When Rolex launched calibre 4130 in 2000, it was the last calibre to replace a third party supplier movement (namely, the Zenith El Primero)”. Since this moment in time, Rolex became a manufacture, able to make all of its movements solely in-house. Rolex’s chronograph calibre is two millimetres larger than the 3135, clocking in at 6,5 mm. Yet, it’s still considerably thinner than e.g. the ETA/Valjoux 7750. The movement oscillates, much like the 3135, with 28.800 vibrations per second and it enables a stop time to an eighth of a second.
Incorporated in: Rolex Daytona
Both the 3131 and 3132 are Paraflex/Parachrom modified versions of the 3130. Unlike the Milgauss calibre 3131, Rolex has found the sweet spot for the smaller 3132 in watches measuring sub 40 mm. Next to the Rolex Explorer I, there’s also an automatic version of the Cellini that belongs to the more elegant line of Rolex watches. Both the calibre 3165 as well as the 3180 are modifications of the 3132 with a small second placed at the 3 or 6 positions.
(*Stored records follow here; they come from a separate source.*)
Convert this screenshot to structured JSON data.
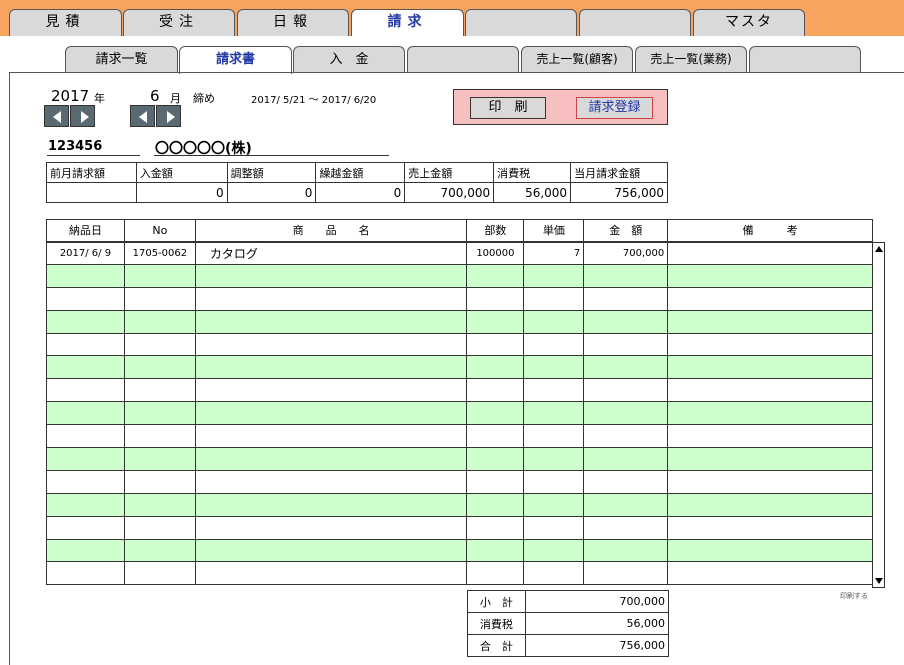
{
  "top_tabs": [
    "見積",
    "受注",
    "日報",
    "請求",
    "",
    "",
    "マスタ"
  ],
  "sub_tabs": [
    "請求一覧",
    "請求書",
    "入　金",
    "",
    "売上一覧(顧客)",
    "売上一覧(業務)",
    ""
  ],
  "period": {
    "year": "2017",
    "year_unit": "年",
    "month": "6",
    "month_unit": "月",
    "closing": "締め",
    "range": "2017/ 5/21 ～ 2017/ 6/20"
  },
  "actions": {
    "print": "印　刷",
    "register": "請求登録"
  },
  "customer": {
    "code": "123456",
    "name": "〇〇〇〇〇(株)"
  },
  "summary": {
    "headers": [
      "前月請求額",
      "入金額",
      "調整額",
      "繰越金額",
      "売上金額",
      "消費税",
      "当月請求金額"
    ],
    "values": [
      "",
      "0",
      "0",
      "0",
      "700,000",
      "56,000",
      "756,000"
    ]
  },
  "items": {
    "headers": [
      "納品日",
      "No",
      "商　　品　　名",
      "部数",
      "単価",
      "金　額",
      "備　　　考"
    ],
    "rows": [
      [
        "2017/ 6/ 9",
        "1705-0062",
        "カタログ",
        "100000",
        "7",
        "700,000",
        ""
      ],
      [
        "",
        "",
        "",
        "",
        "",
        "",
        ""
      ],
      [
        "",
        "",
        "",
        "",
        "",
        "",
        ""
      ],
      [
        "",
        "",
        "",
        "",
        "",
        "",
        ""
      ],
      [
        "",
        "",
        "",
        "",
        "",
        "",
        ""
      ],
      [
        "",
        "",
        "",
        "",
        "",
        "",
        ""
      ],
      [
        "",
        "",
        "",
        "",
        "",
        "",
        ""
      ],
      [
        "",
        "",
        "",
        "",
        "",
        "",
        ""
      ],
      [
        "",
        "",
        "",
        "",
        "",
        "",
        ""
      ],
      [
        "",
        "",
        "",
        "",
        "",
        "",
        ""
      ],
      [
        "",
        "",
        "",
        "",
        "",
        "",
        ""
      ],
      [
        "",
        "",
        "",
        "",
        "",
        "",
        ""
      ],
      [
        "",
        "",
        "",
        "",
        "",
        "",
        ""
      ],
      [
        "",
        "",
        "",
        "",
        "",
        "",
        ""
      ],
      [
        "",
        "",
        "",
        "",
        "",
        "",
        ""
      ]
    ]
  },
  "print_flag": "印刷する",
  "totals": [
    {
      "label": "小　計",
      "value": "700,000"
    },
    {
      "label": "消費税",
      "value": "56,000"
    },
    {
      "label": "合　計",
      "value": "756,000"
    }
  ],
  "colors": {
    "top_bar": "#f7a45f",
    "active_tab_text": "#2239a8",
    "row_green": "#ccffcc",
    "print_box": "#f7c0c0"
  }
}
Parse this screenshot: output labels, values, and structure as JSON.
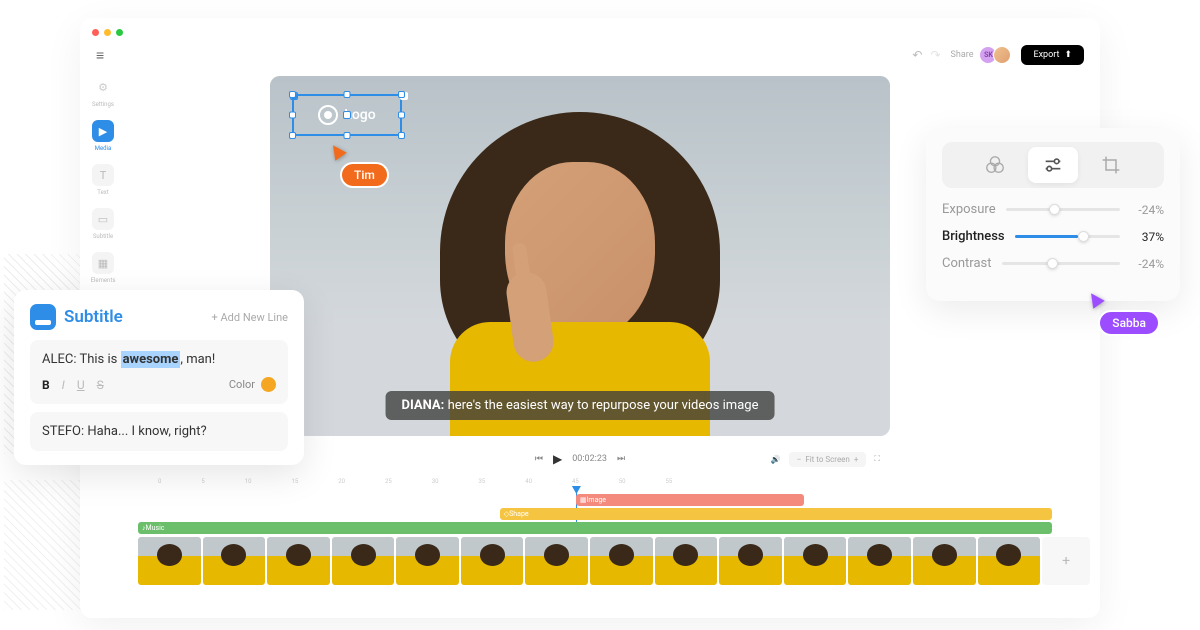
{
  "header": {
    "share_label": "Share",
    "export_label": "Export",
    "avatar_initials": "SK"
  },
  "sidebar": {
    "items": [
      {
        "label": "Settings"
      },
      {
        "label": "Media"
      },
      {
        "label": "Text"
      },
      {
        "label": "Subtitle"
      },
      {
        "label": "Elements"
      }
    ]
  },
  "canvas": {
    "logo_label": "Logo",
    "subtitle_speaker": "DIANA:",
    "subtitle_text": "here's the easiest way to repurpose your videos image"
  },
  "cursors": {
    "tim": "Tim",
    "sabba": "Sabba"
  },
  "subtitle_panel": {
    "title": "Subtitle",
    "add_new": "+ Add New Line",
    "line1_speaker": "ALEC:",
    "line1_before": "This is ",
    "line1_highlight": "awesome",
    "line1_after": ", man!",
    "color_label": "Color",
    "line2_speaker": "STEFO:",
    "line2_text": "Haha... I know, right?"
  },
  "adjust_panel": {
    "rows": [
      {
        "label": "Exposure",
        "value": "-24%",
        "pos": 38
      },
      {
        "label": "Brightness",
        "value": "37%",
        "pos": 60
      },
      {
        "label": "Contrast",
        "value": "-24%",
        "pos": 38
      }
    ]
  },
  "playback": {
    "time": "00:02:23",
    "fit_label": "Fit to Screen"
  },
  "timeline": {
    "marks": [
      "0",
      "5",
      "10",
      "15",
      "20",
      "25",
      "30",
      "35",
      "40",
      "45",
      "50",
      "55"
    ],
    "track_red": "Image",
    "track_yellow": "Shape",
    "track_green": "Music"
  }
}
Incorporated in: Milgauss, Explorer I, Cellini
Since 1999, the brand has succeeded in creating a calibre (the 2235) that’s every bit as tough and accurate as its big brother 3135, yet significantly smaller. While the 2235 has important characteristics of the 3135, such as the ruby-beared oscillating weight, it can’t be said that it’s based entirely on the 3135. Given its petite nature, the mechanical construction is all the more remarkable and even surprising because it’s a calibre with a diameter of just a bit over 20 millimetres and belongs to the smallest variety of movements altogether.
Incorporated in: Rolex Lady-Datejust, Rolex Lady Yacht-Master
In 2015, Rolex launched the 3255: a next generation calibre. According to Rolex, it reworked a total of 90% of its components. Food for thought: maybe it’s an indication of the brand heading in a new direction. It might even become the prototype for an entirely reworked, automatic calibre program. The 3255 itself is a very convincing Rolex movement that has a significantly increased power reserve of 70 hours, compared to the 50 hours of previous calibres. This is made entirely possible by the interaction of the Chronergy escapement, the anti-friction properties of its optimised lubricant, and a maximum amount of tension by the use of a larger mainspring in a smaller barrel.
Rolex says that the calibre 3255 is considered twice as precise as the requirements of the COSC norm, even when many Rolex wearers generally observe a rate variation of hardly more than 2 seconds per day. The 3255 calls the newest generation of the 40 mm Day-Date its home and all things considered, it’s certainly possible that this represents the initial spark for a totally reimagined Rolex calibre series for automatic three handed watches.
Incorporated in: Rolex Day-Date 40